obama's healthcare overhaul. >> and police in texas arrest a criminal using a wendy's drive through for more than just fast food. what the man was sneaking into customers' bags that is getting him locked up for decades. that and much, much more coming up on the news at 10. at 10.  . >>> governors from all over the country are in virginia tonight. they're here for a three-day bipartisan national governor's association meeting. one of the hot topics is the federal healthcare reform plan. peter deucey has more. >> reporter: more than half of america's governors are here in williamsburg, about 2 1/2 weeks after the supreme court said there won't be a penalty for any state that has a governor and who decides not to expand their medicaid programs under the affordable care act. some state executives here say they glad that they'll be able to opt out if they want to, since there is some concern about what their tab will be in three years when the federal government the figure stops paying the medicade expansion. >> if you want us to expand medicaid and you noon going to give us the abilit

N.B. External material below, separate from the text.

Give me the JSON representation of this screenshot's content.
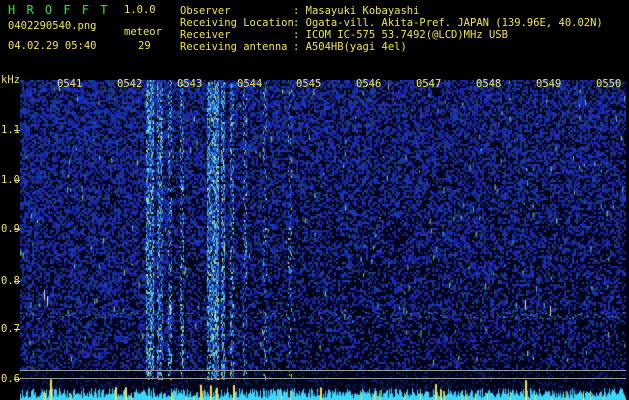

news from austin, texas, and portmouth new hampshire. and we're done playing this sound effect. we are done with that. if you do not believe me, go to fred thompson is inherently funny.com. i should said we weren't going to play it again. who saw flames reach her home as her family pulled out of the driveway, this isn't just a teddy bear. it's a step towards normal. it's why allstate catastrophe teams didn't just arrive at these fires with cold water and checks to help the grown-ups start the rebuilding... they also brought thousands of these teddy bears for kids. people come first. everything else is second. [ female announcer ] allstate customers affected by the recent wildfires call 1-800-547-8676. visit a mobile claims office, your agent or allstate.com >>> the mysterious and as yet unsolved case of older sister who goes for the white house. that's still ahead. people have doubts about taking aspirin for pain. but they haven't experienced extra strength bayer advanced aspirin. in fact, in a recent survey, 95% of people who tried it agreed that it relieved their headache fast. v

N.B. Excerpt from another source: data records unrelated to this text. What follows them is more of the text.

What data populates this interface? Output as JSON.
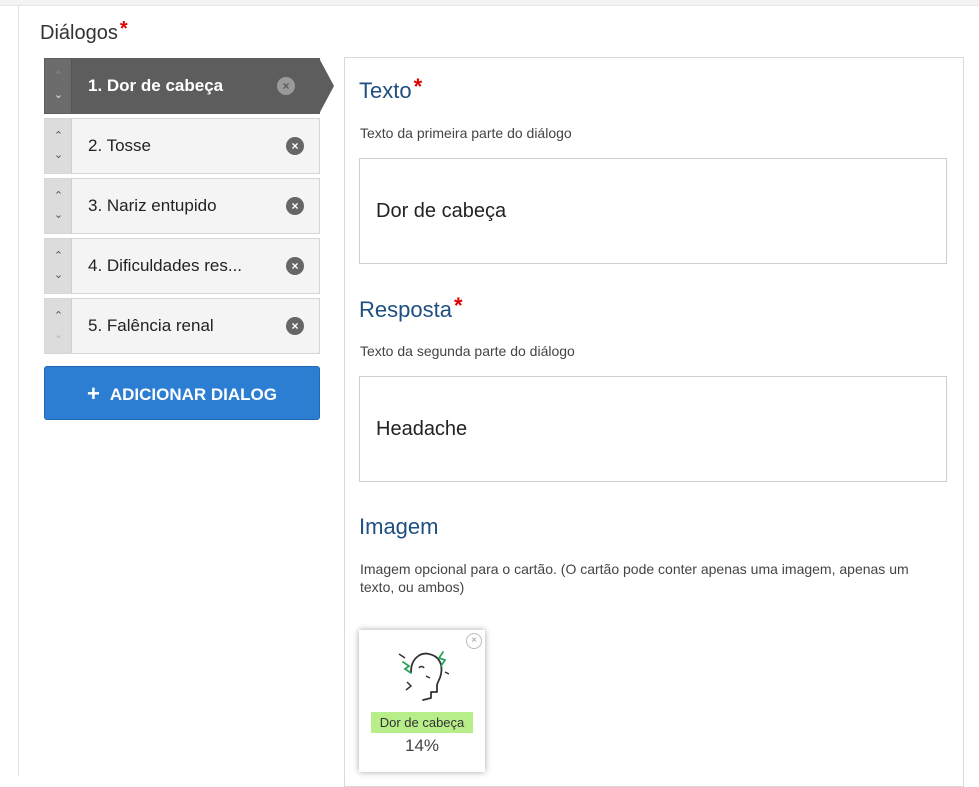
{
  "section": {
    "title": "Diálogos",
    "required_mark": "*"
  },
  "dialogs": [
    {
      "label": "1. Dor de cabeça"
    },
    {
      "label": "2. Tosse"
    },
    {
      "label": "3. Nariz entupido"
    },
    {
      "label": "4. Dificuldades res..."
    },
    {
      "label": "5. Falência renal"
    }
  ],
  "add_button": {
    "plus": "+",
    "label": "ADICIONAR DIALOG"
  },
  "fields": {
    "texto": {
      "label": "Texto",
      "required_mark": "*",
      "description": "Texto da primeira parte do diálogo",
      "value": "Dor de cabeça"
    },
    "resposta": {
      "label": "Resposta",
      "required_mark": "*",
      "description": "Texto da segunda parte do diálogo",
      "value": "Headache"
    },
    "imagem": {
      "label": "Imagem",
      "description": "Imagem opcional para o cartão. (O cartão pode conter apenas uma imagem, apenas um texto, ou ambos)",
      "thumbnail": {
        "caption": "Dor de cabeça",
        "percent": "14%",
        "close": "×"
      }
    }
  },
  "icons": {
    "remove": "remove-icon",
    "up": "arrow-up-icon",
    "down": "arrow-down-icon",
    "headache": "headache-icon"
  },
  "colors": {
    "accent_blue": "#2c7ed2",
    "label_blue": "#1f4f80",
    "active_item": "#5d5d5d",
    "required": "#e00000",
    "caption_green": "#b7ee8a"
  }
}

radar this morning. texas governor rick perry joined the list of governors who won't expand medicaid under president obama's health care reform law. texas is the 7th and largest state to reject the expansion according to a list kept by the hill newspaper. florida, kansas, iowa, south carolina and wisconsin. all seven have republican governors and make up 21% of the population. eight other states are leaning toward rejecting the expansion. look at the map here. seven of them have republican governors. the exception is missouri. that state's legislature and lieutenant governor's office are controlled by republicans. the obama campaign pulled in $71 million last month, less than romney's $106 million haul. second consecutive month they have outraised the president. what looks like a sizable advantage for team romney isn't there now. let me explain. romney can't spend any of the general election funds he raised until after he accepts the republican nomination in late august during the convention. until then the romney campaign is stuck with primary dollars putting him at a spending disad
Search Results 0 to 49 of about 330 (some duplicates have been removed)